## TASK TO CARRY OUT:
Your response should give back each record exactly, word for word.

Collection entries:
►

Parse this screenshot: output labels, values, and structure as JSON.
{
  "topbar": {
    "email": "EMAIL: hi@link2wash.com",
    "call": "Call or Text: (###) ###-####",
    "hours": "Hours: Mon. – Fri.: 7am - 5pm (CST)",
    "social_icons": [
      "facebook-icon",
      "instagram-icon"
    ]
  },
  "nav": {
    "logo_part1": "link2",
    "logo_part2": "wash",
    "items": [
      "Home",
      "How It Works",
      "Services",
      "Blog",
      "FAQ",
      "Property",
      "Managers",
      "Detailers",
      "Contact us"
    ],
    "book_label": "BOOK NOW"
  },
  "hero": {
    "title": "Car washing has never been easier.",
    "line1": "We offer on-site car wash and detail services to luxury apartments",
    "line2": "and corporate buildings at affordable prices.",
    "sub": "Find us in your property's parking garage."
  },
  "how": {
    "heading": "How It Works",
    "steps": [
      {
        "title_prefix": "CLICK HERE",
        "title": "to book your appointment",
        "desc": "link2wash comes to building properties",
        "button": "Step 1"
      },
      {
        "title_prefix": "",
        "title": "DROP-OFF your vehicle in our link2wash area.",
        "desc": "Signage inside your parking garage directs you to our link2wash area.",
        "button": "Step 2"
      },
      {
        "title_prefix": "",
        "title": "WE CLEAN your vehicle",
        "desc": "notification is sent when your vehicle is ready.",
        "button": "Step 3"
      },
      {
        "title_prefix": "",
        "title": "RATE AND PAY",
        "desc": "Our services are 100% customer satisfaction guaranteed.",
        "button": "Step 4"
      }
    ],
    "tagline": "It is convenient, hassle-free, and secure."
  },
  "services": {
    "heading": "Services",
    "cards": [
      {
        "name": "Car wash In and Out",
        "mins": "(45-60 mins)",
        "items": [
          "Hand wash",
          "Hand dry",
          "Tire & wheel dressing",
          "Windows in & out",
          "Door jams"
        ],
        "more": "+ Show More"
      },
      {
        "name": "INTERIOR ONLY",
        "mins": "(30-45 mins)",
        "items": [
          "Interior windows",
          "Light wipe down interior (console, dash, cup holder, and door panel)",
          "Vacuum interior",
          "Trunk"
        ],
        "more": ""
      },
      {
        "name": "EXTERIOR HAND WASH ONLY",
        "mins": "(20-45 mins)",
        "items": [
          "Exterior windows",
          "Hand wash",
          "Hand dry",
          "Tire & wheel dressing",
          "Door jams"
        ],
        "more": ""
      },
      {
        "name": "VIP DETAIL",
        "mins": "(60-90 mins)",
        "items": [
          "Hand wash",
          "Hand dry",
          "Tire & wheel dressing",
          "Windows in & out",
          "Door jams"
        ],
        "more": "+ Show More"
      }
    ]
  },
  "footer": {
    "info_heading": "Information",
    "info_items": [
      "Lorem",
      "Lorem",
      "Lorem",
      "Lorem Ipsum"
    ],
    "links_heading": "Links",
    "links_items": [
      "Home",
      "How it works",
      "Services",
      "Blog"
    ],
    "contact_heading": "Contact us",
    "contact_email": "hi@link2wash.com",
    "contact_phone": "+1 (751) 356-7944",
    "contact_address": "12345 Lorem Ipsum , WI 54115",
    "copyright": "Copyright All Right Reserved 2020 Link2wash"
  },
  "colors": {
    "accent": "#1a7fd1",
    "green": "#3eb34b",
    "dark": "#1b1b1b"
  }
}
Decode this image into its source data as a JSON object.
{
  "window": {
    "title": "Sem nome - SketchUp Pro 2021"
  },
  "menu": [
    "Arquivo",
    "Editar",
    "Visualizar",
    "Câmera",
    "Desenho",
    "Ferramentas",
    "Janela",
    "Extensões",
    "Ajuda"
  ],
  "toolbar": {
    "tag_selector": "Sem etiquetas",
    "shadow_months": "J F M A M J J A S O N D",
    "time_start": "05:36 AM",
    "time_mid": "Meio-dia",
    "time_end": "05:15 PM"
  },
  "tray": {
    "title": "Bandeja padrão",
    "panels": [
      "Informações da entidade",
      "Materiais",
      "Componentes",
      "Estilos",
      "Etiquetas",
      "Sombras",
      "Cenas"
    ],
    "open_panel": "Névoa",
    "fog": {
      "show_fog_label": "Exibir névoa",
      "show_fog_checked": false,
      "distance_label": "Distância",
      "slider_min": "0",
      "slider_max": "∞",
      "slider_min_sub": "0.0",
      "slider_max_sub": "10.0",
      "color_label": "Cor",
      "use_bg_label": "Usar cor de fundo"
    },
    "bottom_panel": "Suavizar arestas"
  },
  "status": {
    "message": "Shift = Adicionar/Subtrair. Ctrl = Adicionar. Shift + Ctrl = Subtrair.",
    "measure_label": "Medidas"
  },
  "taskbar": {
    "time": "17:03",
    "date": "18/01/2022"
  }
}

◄

## SOLUTION:
Parse this screenshot: output labels, values, and structure as JSON.
{
  "topbar": {
    "email": "EMAIL: hi@link2wash.com",
    "call": "Call or Text: (###) ###-####",
    "hours": "Hours: Mon. – Fri.: 7am - 5pm (CST)",
    "social_icons": [
      "facebook-icon",
      "instagram-icon"
    ]
  },
  "nav": {
    "logo_part1": "link2",
    "logo_part2": "wash",
    "items": [
      "Home",
      "How It Works",
      "Services",
      "Blog",
      "FAQ",
      "Property",
      "Managers",
      "Detailers",
      "Contact us"
    ],
    "book_label": "BOOK NOW"
  },
  "hero": {
    "title": "Car washing has never been easier.",
    "line1": "We offer on-site car wash and detail services to luxury apartments",
    "line2": "and corporate buildings at affordable prices.",
    "sub": "Find us in your property's parking garage."
  },
  "how": {
    "heading": "How It Works",
    "steps": [
      {
        "title_prefix": "CLICK HERE",
        "title": "to book your appointment",
        "desc": "link2wash comes to building properties",
        "button": "Step 1"
      },
      {
        "title_prefix": "",
        "title": "DROP-OFF your vehicle in our link2wash area.",
        "desc": "Signage inside your parking garage directs you to our link2wash area.",
        "button": "Step 2"
      },
      {
        "title_prefix": "",
        "title": "WE CLEAN your vehicle",
        "desc": "notification is sent when your vehicle is ready.",
        "button": "Step 3"
      },
      {
        "title_prefix": "",
        "title": "RATE AND PAY",
        "desc": "Our services are 100% customer satisfaction guaranteed.",
        "button": "Step 4"
      }
    ],
    "tagline": "It is convenient, hassle-free, and secure."
  },
  "services": {
    "heading": "Services",
    "cards": [
      {
        "name": "Car wash In and Out",
        "mins": "(45-60 mins)",
        "items": [
          "Hand wash",
          "Hand dry",
          "Tire & wheel dressing",
          "Windows in & out",
          "Door jams"
        ],
        "more": "+ Show More"
      },
      {
        "name": "INTERIOR ONLY",
        "mins": "(30-45 mins)",
        "items": [
          "Interior windows",
          "Light wipe down interior (console, dash, cup holder, and door panel)",
          "Vacuum interior",
          "Trunk"
        ],
        "more": ""
      },
      {
        "name": "EXTERIOR HAND WASH ONLY",
        "mins": "(20-45 mins)",
        "items": [
          "Exterior windows",
          "Hand wash",
          "Hand dry",
          "Tire & wheel dressing",
          "Door jams"
        ],
        "more": ""
      },
      {
        "name": "VIP DETAIL",
        "mins": "(60-90 mins)",
        "items": [
          "Hand wash",
          "Hand dry",
          "Tire & wheel dressing",
          "Windows in & out",
          "Door jams"
        ],
        "more": "+ Show More"
      }
    ]
  },
  "footer": {
    "info_heading": "Information",
    "info_items": [
      "Lorem",
      "Lorem",
      "Lorem",
      "Lorem Ipsum"
    ],
    "links_heading": "Links",
    "links_items": [
      "Home",
      "How it works",
      "Services",
      "Blog"
    ],
    "contact_heading": "Contact us",
    "contact_email": "hi@link2wash.com",
    "contact_phone": "+1 (751) 356-7944",
    "contact_address": "12345 Lorem Ipsum , WI 54115",
    "copyright": "Copyright All Right Reserved 2020 Link2wash"
  },
  "colors": {
    "accent": "#1a7fd1",
    "green": "#3eb34b",
    "dark": "#1b1b1b"
  }
}
Decode this image into its source data as a JSON object.
{
  "window": {
    "title": "Sem nome - SketchUp Pro 2021"
  },
  "menu": [
    "Arquivo",
    "Editar",
    "Visualizar",
    "Câmera",
    "Desenho",
    "Ferramentas",
    "Janela",
    "Extensões",
    "Ajuda"
  ],
  "toolbar": {
    "tag_selector": "Sem etiquetas",
    "shadow_months": "J F M A M J J A S O N D",
    "time_start": "05:36 AM",
    "time_mid": "Meio-dia",
    "time_end": "05:15 PM"
  },
  "tray": {
    "title": "Bandeja padrão",
    "panels": [
      "Informações da entidade",
      "Materiais",
      "Componentes",
      "Estilos",
      "Etiquetas",
      "Sombras",
      "Cenas"
    ],
    "open_panel": "Névoa",
    "fog": {
      "show_fog_label": "Exibir névoa",
      "show_fog_checked": false,
      "distance_label": "Distância",
      "slider_min": "0",
      "slider_max": "∞",
      "slider_min_sub": "0.0",
      "slider_max_sub": "10.0",
      "color_label": "Cor",
      "use_bg_label": "Usar cor de fundo"
    },
    "bottom_panel": "Suavizar arestas"
  },
  "status": {
    "message": "Shift = Adicionar/Subtrair. Ctrl = Adicionar. Shift + Ctrl = Subtrair.",
    "measure_label": "Medidas"
  },
  "taskbar": {
    "time": "17:03",
    "date": "18/01/2022"
  }
}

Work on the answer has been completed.